Notice I said ‘good homemaker’, not ‘housekeeper’! I am still very much learning how to be organized, neat and tidy. I do not deep clean my house every spring and fall. (gasp!!) I do deep clean, but it tends to be in spurts and random times. Just yesterday I took down all the bedroom curtains and washed them, scrubbed the windows (and the blinds – gag!) and replaced the fresh-smelling curtains.
I was raised by a mother who grew up Amish, and she taught me to be a homemaker. She taught me to cook, bake, raise a garden, can the vegetables from the garden, sew my own clothes, make a quilt from start to finish, raise fluffy baby chicks for a couple months and then butcher them. She taught me to rise early, get dressed, show up on time and to work fast. She taught me to clean fish—no, wait! That was my dad. Mom actually hated cleaning fish, for some reason! Anyways, she taught me to fry the fish and cook a meal for a crowd and how to stretch the food budget. How to diaper a baby and how to get a baby to nurse who was refusing.
I used to see lots of articles on the web telling women how to cook, clean, manage their time, train their kids, etc. I loved them. Because I need them!
But lately it seems I have read a lot of articles where the writer says something to the effect of: “Don’t try to be perfect! Don’t try to have it all together! It’s OK if you don’t know how to cook, teach your kids, clean, etc. Just be YOU! (whoever that is?!) Just enjoy life and don’t try to keep up with these super-women. Proverbs 31 women are just a myth anyways. Why bother trying to learn how to bake your own bread or grow some veggies or sew a blanket? Just buy it and be happy. You are you. Not everyone has the same talents as others. “
And my most hated one of all: “Just be content with who you are.”
Really? I mean, REALLY?!?!
I am certainly not satisfied with who I am! I don’t believe in beating yourself up over someone you’re not – or comparing yourself, no. But I believe that if we are called to be homemakers, we should be continually striving to become better at what we do, and who we are. We should have the goal of becoming the best homemaker we can possibly be!
Of course not everyone has the same talents as everyone else. But skills are not really talents, are they? Skills can be learned. By anyone. My 10-year-old knows how to make bread from scratch, and I know lots of women who say they can’t. (I wonder – is it can’t, or won’t try?)

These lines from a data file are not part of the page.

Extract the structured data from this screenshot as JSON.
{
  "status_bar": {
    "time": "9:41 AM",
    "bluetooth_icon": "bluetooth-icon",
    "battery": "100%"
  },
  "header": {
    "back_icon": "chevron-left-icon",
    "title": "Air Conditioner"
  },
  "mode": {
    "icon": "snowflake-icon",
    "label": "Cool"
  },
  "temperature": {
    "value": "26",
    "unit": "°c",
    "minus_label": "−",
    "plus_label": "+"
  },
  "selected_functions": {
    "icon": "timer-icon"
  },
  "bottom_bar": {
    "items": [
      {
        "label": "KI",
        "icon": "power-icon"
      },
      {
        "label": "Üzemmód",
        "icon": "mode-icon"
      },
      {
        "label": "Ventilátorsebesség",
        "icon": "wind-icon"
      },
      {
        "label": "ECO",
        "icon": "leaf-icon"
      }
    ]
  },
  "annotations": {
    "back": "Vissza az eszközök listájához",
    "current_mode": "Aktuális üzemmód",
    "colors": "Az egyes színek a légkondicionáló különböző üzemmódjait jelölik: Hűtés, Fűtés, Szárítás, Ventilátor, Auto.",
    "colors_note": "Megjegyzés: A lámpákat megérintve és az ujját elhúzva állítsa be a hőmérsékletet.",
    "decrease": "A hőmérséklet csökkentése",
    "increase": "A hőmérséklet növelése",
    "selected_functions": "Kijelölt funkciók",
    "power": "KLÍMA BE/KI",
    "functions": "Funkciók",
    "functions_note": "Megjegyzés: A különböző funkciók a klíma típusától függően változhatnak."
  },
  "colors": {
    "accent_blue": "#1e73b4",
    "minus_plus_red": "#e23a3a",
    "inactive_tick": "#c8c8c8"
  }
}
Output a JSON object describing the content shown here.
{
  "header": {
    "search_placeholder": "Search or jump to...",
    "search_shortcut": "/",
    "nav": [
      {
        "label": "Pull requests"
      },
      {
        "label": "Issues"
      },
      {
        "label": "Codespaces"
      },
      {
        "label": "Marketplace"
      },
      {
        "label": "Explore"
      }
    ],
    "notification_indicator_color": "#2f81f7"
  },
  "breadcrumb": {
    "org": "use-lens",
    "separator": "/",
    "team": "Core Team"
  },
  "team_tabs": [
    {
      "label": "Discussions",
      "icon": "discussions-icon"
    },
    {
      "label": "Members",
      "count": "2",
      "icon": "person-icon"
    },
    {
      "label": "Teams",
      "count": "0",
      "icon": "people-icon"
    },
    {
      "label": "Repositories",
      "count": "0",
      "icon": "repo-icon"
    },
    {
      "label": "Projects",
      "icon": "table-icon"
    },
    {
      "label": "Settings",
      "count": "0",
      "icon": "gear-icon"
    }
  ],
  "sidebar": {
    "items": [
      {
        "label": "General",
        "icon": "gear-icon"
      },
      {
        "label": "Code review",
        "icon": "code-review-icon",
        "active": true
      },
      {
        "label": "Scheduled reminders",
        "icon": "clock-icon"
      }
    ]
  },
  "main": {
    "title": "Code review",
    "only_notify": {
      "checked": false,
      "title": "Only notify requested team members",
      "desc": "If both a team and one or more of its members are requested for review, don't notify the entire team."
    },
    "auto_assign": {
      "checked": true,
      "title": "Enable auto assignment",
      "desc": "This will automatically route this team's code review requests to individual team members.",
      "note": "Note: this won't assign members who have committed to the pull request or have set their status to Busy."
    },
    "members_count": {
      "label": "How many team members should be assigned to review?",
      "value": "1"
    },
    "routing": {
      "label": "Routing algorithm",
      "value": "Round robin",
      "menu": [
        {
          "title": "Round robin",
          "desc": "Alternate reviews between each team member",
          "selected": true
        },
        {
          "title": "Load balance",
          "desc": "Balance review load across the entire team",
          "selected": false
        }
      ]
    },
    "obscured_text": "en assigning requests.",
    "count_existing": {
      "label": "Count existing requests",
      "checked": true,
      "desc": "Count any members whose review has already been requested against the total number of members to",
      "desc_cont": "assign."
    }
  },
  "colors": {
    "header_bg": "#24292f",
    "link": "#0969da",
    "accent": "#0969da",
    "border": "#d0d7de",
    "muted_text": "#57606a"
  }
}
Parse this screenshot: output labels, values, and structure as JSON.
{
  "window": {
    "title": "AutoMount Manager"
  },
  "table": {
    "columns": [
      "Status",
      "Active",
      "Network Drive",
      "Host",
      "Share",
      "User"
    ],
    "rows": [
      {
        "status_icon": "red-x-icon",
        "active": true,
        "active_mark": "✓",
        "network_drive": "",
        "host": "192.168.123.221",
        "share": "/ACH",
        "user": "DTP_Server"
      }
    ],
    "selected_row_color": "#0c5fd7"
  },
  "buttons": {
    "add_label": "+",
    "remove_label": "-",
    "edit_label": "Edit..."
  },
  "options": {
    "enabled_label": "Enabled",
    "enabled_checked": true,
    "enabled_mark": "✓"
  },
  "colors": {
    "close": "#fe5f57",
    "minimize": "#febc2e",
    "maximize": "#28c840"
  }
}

Don’t get me wrong – if you detest baking – fine. If you can’t stand sitting at a machine and sewing, so be it! If you have zero interest in gardening – that’s OK! But please, oh please, don’t mock and belittle those of us that do know how to do all of those things. Don’t say that knowing how to do ‘everything’ is a myth, and don’t act like it’s unattainable. It’s not. I have many friends who didn’t know how to boil the proverbial water when they married, and now are much better cooks than me. I have a sister who started gardening later in life than me, and doesn’t even enjoy it that much, and she is MUCH better at it than me!
I used to feel bad when friends and acquaintances would marvel at what all I accomplished in a day, they would claim they had no idea how to do it, they didn’t have the energy, etc. I felt like because I could do or make nearly anything, I was weird. I felt like I had to apologize for being able to home school AND bake bread AND raise a garden AND butcher a cow. (all by myself, mind you!) I was constantly reminding people that I was raised differently, had experience, could do it in my sleep, etc. And it’s true. I was trained to many do many things that others weren’t. I am experienced. I can bake bread with my eyes closed, I bet.
But I don’t feel proud about it! I am thankful I know how to do things, and grateful to have the energy and desire to learn new things. But I certainly don’t despise or look down on people who don’t have the skills I have. I love to help people learn, and I have so much to learn from others. (How to keep an organized house, for one thing. 😉 )
One day I decided that I would never again allow someone to make me feel guilty for being a good homemaker. I was trained, yes. But I have learned much, much more by trial and error, just like everyone else. I have worked hard to learn things, I am constantly reading books about mothering, cooking, gardening, schooling, marriage, etc, etc. I never want to stop learning. I want to become the best homemaker I can be! I don’t care where you are on the journey – if you are not as far as me, just ask, I would love to share my experience. If you are further – Praise God! You can teach me!
I don’t want you to feel pressured to be someone you can never be. But I do want to call you higher – always higher and better. Don’t be content with who you are or what you know. Keep learning. Keep trying. Keep seeking to be the very best you can be.